California passed a Dream Act bill last year to help illegal immigrants pay for college, but elsewhere the task has fallen to private and advocacy groups.

The New York program was announced at a news conference, where Mr. De Blasio, a likely contender for mayor, decried the need for private groups to fill in the gaps in aid to students who are in the United States illegally. "We all have to make up for the madness of our national policies,” he said. “As an American and the grandson of immigrants, I’m offended we even have to be standing here having this discussion.”

What do you think about the proposed Dream Act and the issue of providing financial aid for college students who are illegal immigrants? Answer the query below.

A group of City Council members; the city comptroller, John C. Liu; and the United Federation of Teachers president, Michael Mulgrew, held a news conference on Thursday to announce their support for the city's teachers, Gotham Schools reports -- and to hint that there are better days ahead for teachers when Mayor Michael R. Bloomberg leaves office in 2013.

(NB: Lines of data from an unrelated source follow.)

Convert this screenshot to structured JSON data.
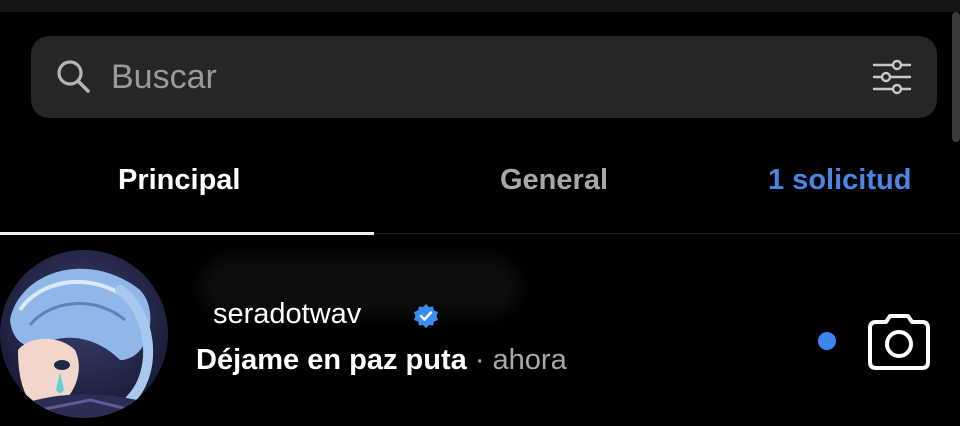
{
  "search": {
    "placeholder": "Buscar",
    "value": ""
  },
  "tabs": [
    {
      "label": "Principal",
      "active": true
    },
    {
      "label": "General",
      "active": false
    },
    {
      "label": "1 solicitud",
      "active": false,
      "color": "#4b86e6"
    }
  ],
  "threads": [
    {
      "username": "seradotwav",
      "verified": true,
      "preview": "Déjame en paz puta",
      "separator": "·",
      "time": "ahora",
      "unread": true,
      "icons": [
        "avatar",
        "verified-icon",
        "unread-dot",
        "camera-icon"
      ]
    }
  ],
  "colors": {
    "background": "#000000",
    "search_bg": "#262626",
    "accent_blue": "#3b86f0",
    "muted_text": "#a8a8a8"
  }
}
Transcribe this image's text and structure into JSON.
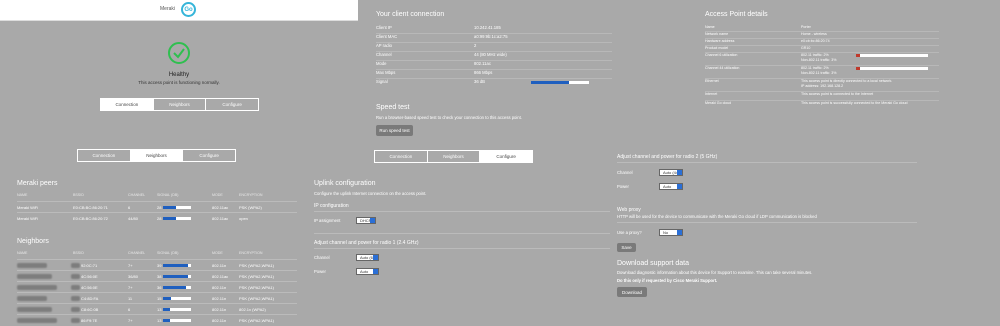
{
  "header": {
    "brand": "Meraki",
    "logo_text": "Go"
  },
  "health": {
    "title": "Healthy",
    "subtitle": "This access point is functioning normally."
  },
  "tabs": [
    "Connection",
    "Neighbors",
    "Configure"
  ],
  "client": {
    "title": "Your client connection",
    "rows": [
      {
        "k": "Client IP",
        "v": "10.242.41.185"
      },
      {
        "k": "Client MAC",
        "v": "a0:99:9b:1c:a2:75"
      },
      {
        "k": "AP radio",
        "v": "2"
      },
      {
        "k": "Channel",
        "v": "44 (80 MHz wide)"
      },
      {
        "k": "Mode",
        "v": "802.11ac"
      },
      {
        "k": "Max Mbps",
        "v": "866 Mbps"
      },
      {
        "k": "Signal",
        "v": "36 dB",
        "level": 0.65
      }
    ]
  },
  "apdetails": {
    "title": "Access Point details",
    "rows": [
      {
        "k": "Name",
        "v": "Porter"
      },
      {
        "k": "Network name",
        "v": "Home - wireless"
      },
      {
        "k": "Hardware address",
        "v": "e0:cb:bc:86:20:74"
      },
      {
        "k": "Product model",
        "v": "GR10"
      },
      {
        "k": "Channel 6 utilization",
        "v": "802.11 traffic: 2%\nNon-802.11 traffic: 3%",
        "level": 0.05
      },
      {
        "k": "Channel 44 utilization",
        "v": "802.11 traffic: 2%\nNon-802.11 traffic: 3%",
        "level": 0.05
      },
      {
        "k": "Ethernet",
        "v": "This access point is directly connected to a local network.\nIP address: 192.168.128.2"
      },
      {
        "k": "Internet",
        "v": "This access point is connected to the Internet"
      },
      {
        "k": "Meraki Go cloud",
        "v": "This access point is successfully connected to the Meraki Go cloud"
      }
    ]
  },
  "speedtest": {
    "title": "Speed test",
    "desc": "Run a browser-based speed test to check your connection to this access point.",
    "button": "Run speed test"
  },
  "neighbors": {
    "peers_title": "Meraki peers",
    "headers": [
      "NAME",
      "BSSID",
      "CHANNEL",
      "SIGNAL (DB)",
      "MODE",
      "ENCRYPTION"
    ],
    "peers": [
      {
        "name": "Meraki WiFi",
        "bssid": "E0:CB:BC:86:20:71",
        "channel": "6",
        "signal": "28",
        "level": 0.45,
        "mode": "802.11ac",
        "enc": "PSK (WPA2)"
      },
      {
        "name": "Meraki WiFi",
        "bssid": "E0:CB:BC:86:20:72",
        "channel": "44/80",
        "signal": "28",
        "level": 0.45,
        "mode": "802.11ac",
        "enc": "open"
      }
    ],
    "neighbors_title": "Neighbors",
    "rows": [
      {
        "bssid": "92:0C:71",
        "channel": "7+",
        "signal": "39",
        "level": 0.9,
        "mode": "802.11n",
        "enc": "PSK (WPA2,WPA1)"
      },
      {
        "bssid": "4C:56:0E",
        "channel": "36/80",
        "signal": "38",
        "level": 0.88,
        "mode": "802.11ac",
        "enc": "PSK (WPA2,WPA1)"
      },
      {
        "bssid": "4C:56:0E",
        "channel": "7+",
        "signal": "36",
        "level": 0.82,
        "mode": "802.11n",
        "enc": "PSK (WPA2,WPA1)"
      },
      {
        "bssid": "C4:8D:FA",
        "channel": "11",
        "signal": "15",
        "level": 0.3,
        "mode": "802.11n",
        "enc": "PSK (WPA2,WPA1)"
      },
      {
        "bssid": "C8:6C:0B",
        "channel": "6",
        "signal": "13",
        "level": 0.25,
        "mode": "802.11n",
        "enc": "802.1x (WPA2)"
      },
      {
        "bssid": "86:F9:7E",
        "channel": "7+",
        "signal": "13",
        "level": 0.25,
        "mode": "802.11n",
        "enc": "PSK (WPA2,WPA1)"
      }
    ]
  },
  "configure": {
    "uplink_title": "Uplink configuration",
    "uplink_desc": "Configure the uplink Internet connection on the access point.",
    "ip_config": "IP configuration",
    "ip_label": "IP assignment",
    "ip_value": "DHCP",
    "radio1_title": "Adjust channel and power for radio 1 (2.4 GHz)",
    "radio2_title": "Adjust channel and power for radio 2 (5 GHz)",
    "channel_label": "Channel",
    "power_label": "Power",
    "r1_channel": "Auto (6)",
    "r1_power": "Auto",
    "r2_channel": "Auto (44)",
    "r2_power": "Auto",
    "proxy_title": "Web proxy",
    "proxy_desc": "HTTP will be used for the device to communicate with the Meraki Go cloud if LDP communication is blocked",
    "proxy_label": "Use a proxy?",
    "proxy_value": "No",
    "save": "Save",
    "support_title": "Download support data",
    "support_desc": "Download diagnostic information about this device for Support to examine. This can take several minutes.",
    "support_note": "Do this only if requested by Cisco Meraki Support.",
    "download": "Download"
  }
}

“Hold on. Hold on, because we’ve got your back,” Steven Levin, a Brooklyn council member, said at the conference. “We’ll see this through -- but you’ve just got to hold on.”

The council members said they had received many complaints from teachers over the release of the teacher data reports, many of whom cited errors in their individual reports.

Councilman Dominic Recchia of Brooklyn said basing evaluations on student test scores was inadequate.

“The best evaluation is to go into a classroom and see what the teacher is doing day in and day out,” he said.

Teachers, if you have a correction, explanation or reaction to your teacher data report, SchoolBook will publish it alongside your score. You can respond here.

And speaking of evaluations, Gotham Schools also reports that changes are ahead for the evaluation system for principals -- and those changes can result in a heftier role for district superintendents.

Under the Bloomberg administration, superintendents have had their roles stripped down and many of their duties shifted to network leaders, Philissa Cramer reports. But someone has to assess principals, and with a system being put in place to use multiple measures, it seems apparent that the district leaders will have to fill that role, Gotham says.

A more complete roundup of Friday's education news can be found in Gotham Schools' Rise & Shine post.

And here is some of what is going on in schools this Friday:

The schools chancellor, Dennis M. Walcott, will speak at the New York State Association for Bilingual Education conference at the Long Island Hilton, 598 Broad Hollow Road, Melville, Long Island, at 8:30 a.m.

Out at Boys and Girls High School in Brooklyn at 9 a.m. students, public officials and community members will celebrate the life of a great black leader at the ninth annual Harriet Tubman Day celebration. The sponsor of the event is Councilman Al Vann, and the president and chief executive officer of the Brooklyn Children's Museum will be the keynote speaker. Since 2003, March 10 has been Harriet Tubman Day in New York State, Mr. Vann's office reports.

Be prepared for some intellectual discussion at a conference, "A La Table De Rousseau: What is Progressive About Education Today?" The panel discussion will take place at The Skyroom, French Institute Alliance Française, 22 East 60th Street (between Park and Madison Avenues). Tickets are $35 for the general public. According to a news release, the panelists are: Michel Butor (writer; former dean of the Faculty of Letters, University of Geneva), Megan Laverty (associate professor, Philosophy and Education Program, Arts and Humanities, Teachers College, Columbia University), Jean-Michel Olivier (professor; winner of 2010 Prix Interallié for L’Amour Nègre), Shimon Waronker (headmaster, the New American Academy; Presidential Fellow, Harvard Urban Superintendents Doctoral Program). The moderator is Adam Gopnik of The New Yorker.

And from 6:30 to 8:30 p.m., State Senator Shirley Huntley is inviting all parents and residents in the 10th Senatorial District to a community forum on "Navigating the New York City Educational System" at August Martin High School, 156-10 Baisley Boulevard, Jamaica, Queens.